▶ [What is expected] Take every entry below and copy it out word for word.

▶ [Supplied material]
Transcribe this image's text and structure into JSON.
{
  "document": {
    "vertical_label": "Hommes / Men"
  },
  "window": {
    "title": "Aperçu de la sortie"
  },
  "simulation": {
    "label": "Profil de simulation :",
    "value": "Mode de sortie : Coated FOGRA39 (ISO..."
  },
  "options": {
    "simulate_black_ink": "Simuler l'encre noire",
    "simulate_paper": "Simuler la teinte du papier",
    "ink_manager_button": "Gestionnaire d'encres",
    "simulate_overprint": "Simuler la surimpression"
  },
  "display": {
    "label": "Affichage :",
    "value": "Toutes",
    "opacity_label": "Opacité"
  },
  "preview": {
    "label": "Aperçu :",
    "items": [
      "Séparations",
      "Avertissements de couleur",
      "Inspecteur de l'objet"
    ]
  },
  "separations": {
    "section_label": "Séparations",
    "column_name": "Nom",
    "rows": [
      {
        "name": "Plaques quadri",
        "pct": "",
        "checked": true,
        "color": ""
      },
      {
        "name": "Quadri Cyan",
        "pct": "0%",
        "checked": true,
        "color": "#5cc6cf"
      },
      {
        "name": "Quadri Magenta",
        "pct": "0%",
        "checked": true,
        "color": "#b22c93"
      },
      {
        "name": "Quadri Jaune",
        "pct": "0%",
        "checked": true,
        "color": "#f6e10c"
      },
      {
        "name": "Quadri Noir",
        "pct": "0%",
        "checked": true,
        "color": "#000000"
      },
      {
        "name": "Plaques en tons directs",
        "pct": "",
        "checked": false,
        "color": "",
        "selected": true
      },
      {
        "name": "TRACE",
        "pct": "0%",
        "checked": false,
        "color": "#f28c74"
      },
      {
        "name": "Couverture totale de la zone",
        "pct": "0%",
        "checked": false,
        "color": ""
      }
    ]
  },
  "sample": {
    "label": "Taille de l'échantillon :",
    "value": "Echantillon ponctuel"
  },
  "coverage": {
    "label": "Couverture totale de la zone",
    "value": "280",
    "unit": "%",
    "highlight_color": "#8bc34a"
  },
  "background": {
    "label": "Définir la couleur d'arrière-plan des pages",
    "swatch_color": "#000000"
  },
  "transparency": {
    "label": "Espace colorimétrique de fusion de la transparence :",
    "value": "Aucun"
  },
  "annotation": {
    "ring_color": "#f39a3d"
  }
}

▶ [Answer space]
Transcribe this image's text and structure into JSON.
{
  "document": {
    "vertical_label": "Hommes / Men"
  },
  "window": {
    "title": "Aperçu de la sortie"
  },
  "simulation": {
    "label": "Profil de simulation :",
    "value": "Mode de sortie : Coated FOGRA39 (ISO..."
  },
  "options": {
    "simulate_black_ink": "Simuler l'encre noire",
    "simulate_paper": "Simuler la teinte du papier",
    "ink_manager_button": "Gestionnaire d'encres",
    "simulate_overprint": "Simuler la surimpression"
  },
  "display": {
    "label": "Affichage :",
    "value": "Toutes",
    "opacity_label": "Opacité"
  },
  "preview": {
    "label": "Aperçu :",
    "items": [
      "Séparations",
      "Avertissements de couleur",
      "Inspecteur de l'objet"
    ]
  },
  "separations": {
    "section_label": "Séparations",
    "column_name": "Nom",
    "rows": [
      {
        "name": "Plaques quadri",
        "pct": "",
        "checked": true,
        "color": ""
      },
      {
        "name": "Quadri Cyan",
        "pct": "0%",
        "checked": true,
        "color": "#5cc6cf"
      },
      {
        "name": "Quadri Magenta",
        "pct": "0%",
        "checked": true,
        "color": "#b22c93"
      },
      {
        "name": "Quadri Jaune",
        "pct": "0%",
        "checked": true,
        "color": "#f6e10c"
      },
      {
        "name": "Quadri Noir",
        "pct": "0%",
        "checked": true,
        "color": "#000000"
      },
      {
        "name": "Plaques en tons directs",
        "pct": "",
        "checked": false,
        "color": "",
        "selected": true
      },
      {
        "name": "TRACE",
        "pct": "0%",
        "checked": false,
        "color": "#f28c74"
      },
      {
        "name": "Couverture totale de la zone",
        "pct": "0%",
        "checked": false,
        "color": ""
      }
    ]
  },
  "sample": {
    "label": "Taille de l'échantillon :",
    "value": "Echantillon ponctuel"
  },
  "coverage": {
    "label": "Couverture totale de la zone",
    "value": "280",
    "unit": "%",
    "highlight_color": "#8bc34a"
  },
  "background": {
    "label": "Définir la couleur d'arrière-plan des pages",
    "swatch_color": "#000000"
  },
  "transparency": {
    "label": "Espace colorimétrique de fusion de la transparence :",
    "value": "Aucun"
  },
  "annotation": {
    "ring_color": "#f39a3d"
  }
}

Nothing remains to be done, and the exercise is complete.